India refuses to sign Bali Declaration over Rohingya issue
India has refused to be a part of Bali Declaration adopted at conclusion of World Parliamentary Forum on Sustainable Development held in Bali, Indonesia to show of solidarity with Myanmar.
It was not adopted because it carried “inappropriate” reference to violence in Rakhine State from where 1,25,000 Rohingya have fled to Bangladesh and was not in line with agreed global principles of Sustainable Development Goals (SDGs).
What Declaration Says?
It calls on all parties to contribute to restoration of stability and security, exercise maximum self-restraint from using violent means, respect human rights of all people in Rakhine State regardless of their faith and ethnicity and facilitate safe access for humanitarian assistance.
India objected part of declaration highlighting deep concern on ongoing violence in Rakhine State of Myanmar. India reiterated its stance that purpose of convening Parliamentary forum was to arrive at mutual consensus for implementation of SDGs which required inclusive and broad-based development processes.
Therefore, proposed reference to violence in Rakhine in declaration was considered as inappropriate and not consensus-based. Moreover, country-specific amendment to declaration added at the eleventh hour by selective countries dilute the objective of these Forums which require unity and focussed efforts of all countries.
Rohingya is ethnic Muslim minority group, largely comprising Muslims living primarily in Myanmar’s western Rakhine state. They practice a Sufi-inflected variation of Sunni Islam. They differ from Myanmar’s dominant Buddhist groups religiously, ethnically and linguistically. They speak Bengali dialect, as opposed to commonly spoken Burmese language in Myanmar.

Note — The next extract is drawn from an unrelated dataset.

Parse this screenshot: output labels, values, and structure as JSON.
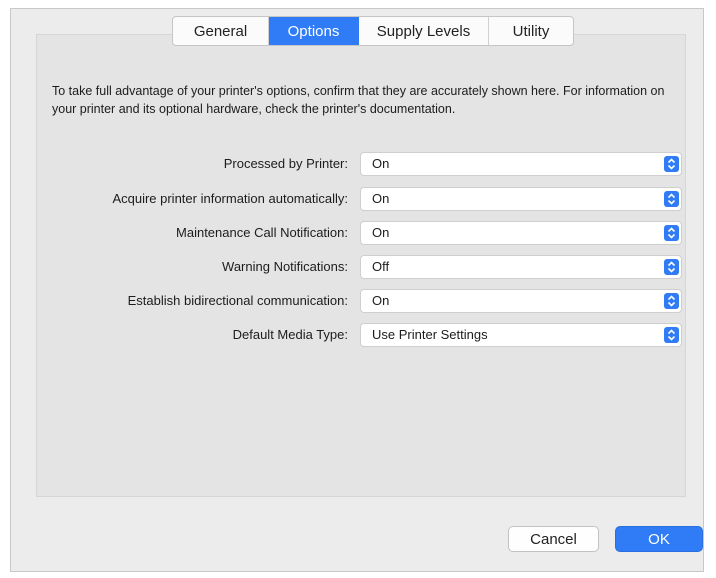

Myanmar considers Rohingya’s as illegal Bengali immigrants, despite fact that many they have resided in Rakhine province of Myanmar for centuries. The Myanmar government even refuses to grant them citizenship status, and as a result they do not have any legal documentation, effectively making them stateless. They are also restricted from freedom of movement, state education and civil service jobs. UN has often described Rohingyas as one of the most persecuted minorities in the world.